The “What Ifs” for Struggling Taxpayers
Video: What If?
People facing financial difficulties may find that there's a tax impact to events such as job loss, debt forgiveness or tapping a retirement fund. For example, if your income decreased, you may be newly eligible for certain tax credits, such as the Earned Income Tax Credit.
Most importantly, if you believe you may have trouble paying your tax bill, contact the IRS immediately. In many cases, there are steps we can take to help ease the burden.
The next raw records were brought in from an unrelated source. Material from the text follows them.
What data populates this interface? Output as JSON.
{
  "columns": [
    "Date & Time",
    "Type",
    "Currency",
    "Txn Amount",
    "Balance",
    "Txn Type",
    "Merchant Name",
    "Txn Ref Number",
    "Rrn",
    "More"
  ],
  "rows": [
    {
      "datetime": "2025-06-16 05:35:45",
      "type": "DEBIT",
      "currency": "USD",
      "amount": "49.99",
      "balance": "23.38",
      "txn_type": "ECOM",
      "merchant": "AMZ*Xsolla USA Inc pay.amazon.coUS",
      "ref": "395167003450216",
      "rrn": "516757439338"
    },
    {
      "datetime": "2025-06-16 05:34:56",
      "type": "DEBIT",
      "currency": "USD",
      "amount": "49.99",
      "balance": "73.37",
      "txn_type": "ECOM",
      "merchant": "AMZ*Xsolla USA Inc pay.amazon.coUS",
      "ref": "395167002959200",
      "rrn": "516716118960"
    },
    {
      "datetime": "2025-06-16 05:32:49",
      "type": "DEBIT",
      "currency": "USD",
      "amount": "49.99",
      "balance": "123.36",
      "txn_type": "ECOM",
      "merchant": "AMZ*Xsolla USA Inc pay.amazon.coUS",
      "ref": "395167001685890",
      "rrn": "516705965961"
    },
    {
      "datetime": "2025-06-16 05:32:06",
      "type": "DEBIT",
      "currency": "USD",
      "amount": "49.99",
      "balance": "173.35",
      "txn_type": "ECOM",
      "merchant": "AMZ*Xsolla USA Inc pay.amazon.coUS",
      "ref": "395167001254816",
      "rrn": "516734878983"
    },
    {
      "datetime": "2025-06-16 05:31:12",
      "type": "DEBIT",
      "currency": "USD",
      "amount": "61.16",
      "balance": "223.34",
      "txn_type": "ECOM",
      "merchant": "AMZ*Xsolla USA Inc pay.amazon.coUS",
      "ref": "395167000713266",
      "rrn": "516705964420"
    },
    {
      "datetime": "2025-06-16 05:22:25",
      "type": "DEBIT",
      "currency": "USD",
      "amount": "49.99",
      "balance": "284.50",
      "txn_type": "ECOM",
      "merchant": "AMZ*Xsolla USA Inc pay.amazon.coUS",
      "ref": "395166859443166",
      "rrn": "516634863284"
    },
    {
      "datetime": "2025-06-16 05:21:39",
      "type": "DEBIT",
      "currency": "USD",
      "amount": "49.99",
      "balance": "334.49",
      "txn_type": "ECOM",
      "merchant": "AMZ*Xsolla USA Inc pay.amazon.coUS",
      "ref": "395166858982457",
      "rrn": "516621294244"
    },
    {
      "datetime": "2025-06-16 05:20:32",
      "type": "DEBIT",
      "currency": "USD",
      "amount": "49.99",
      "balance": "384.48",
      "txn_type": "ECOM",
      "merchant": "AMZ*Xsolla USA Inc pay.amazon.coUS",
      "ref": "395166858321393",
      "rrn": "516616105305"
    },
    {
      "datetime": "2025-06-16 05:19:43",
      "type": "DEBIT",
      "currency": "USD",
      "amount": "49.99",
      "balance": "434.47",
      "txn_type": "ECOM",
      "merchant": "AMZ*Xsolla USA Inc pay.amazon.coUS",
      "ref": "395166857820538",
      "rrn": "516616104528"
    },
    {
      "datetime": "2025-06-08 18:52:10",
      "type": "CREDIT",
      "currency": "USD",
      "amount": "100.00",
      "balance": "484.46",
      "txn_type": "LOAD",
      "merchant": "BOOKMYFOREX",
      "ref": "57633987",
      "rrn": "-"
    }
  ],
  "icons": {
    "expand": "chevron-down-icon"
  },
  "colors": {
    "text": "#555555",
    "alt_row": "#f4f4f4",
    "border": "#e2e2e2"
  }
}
You also should file a tax return even if you are unable to pay so you can avoid additional penalties.
Here are some “what if” scenarios and the possible tax impact:
What if I lose my job?
What if I receive unemployment compensation?
What if my income declines?
What if I am searching for a job?
What if my employer goes out of business?
What if I close my own business?
What if I withdraw money from my IRA?
What if my 401(k) drops in value?
What if I can’t pay my taxes?
What if I can’t pay my installment agreement?
What if there is a federal tax lien on my home?
What if a levy on my wages is creating hardship?
What if I can’t resolve my tax problem with the IRS?
What if I need legal representation to help with my tax problem but can’t afford it?
- Tax Tip 2011-68, Three Ways to Pay Your Federal Income Tax
- IR-2011-42, April 18 Deadline Approaching; Check IRS Payment Options
- IR-2011-20, IRS Announces New Effort to Help Struggling Taxpayers Get a Fresh Start; Major Changes Made to Lien Process
- IR-2010-29, IRS Outlines Additional Steps to Assist Unemployed Taxpayers and Others
- Payment Plans, Installment Agreements
- Offers in Compromise
- Tax Center to Assist Unemployed Taxpayers
- Publication 4763, Job Related Questions During an Economic Downturn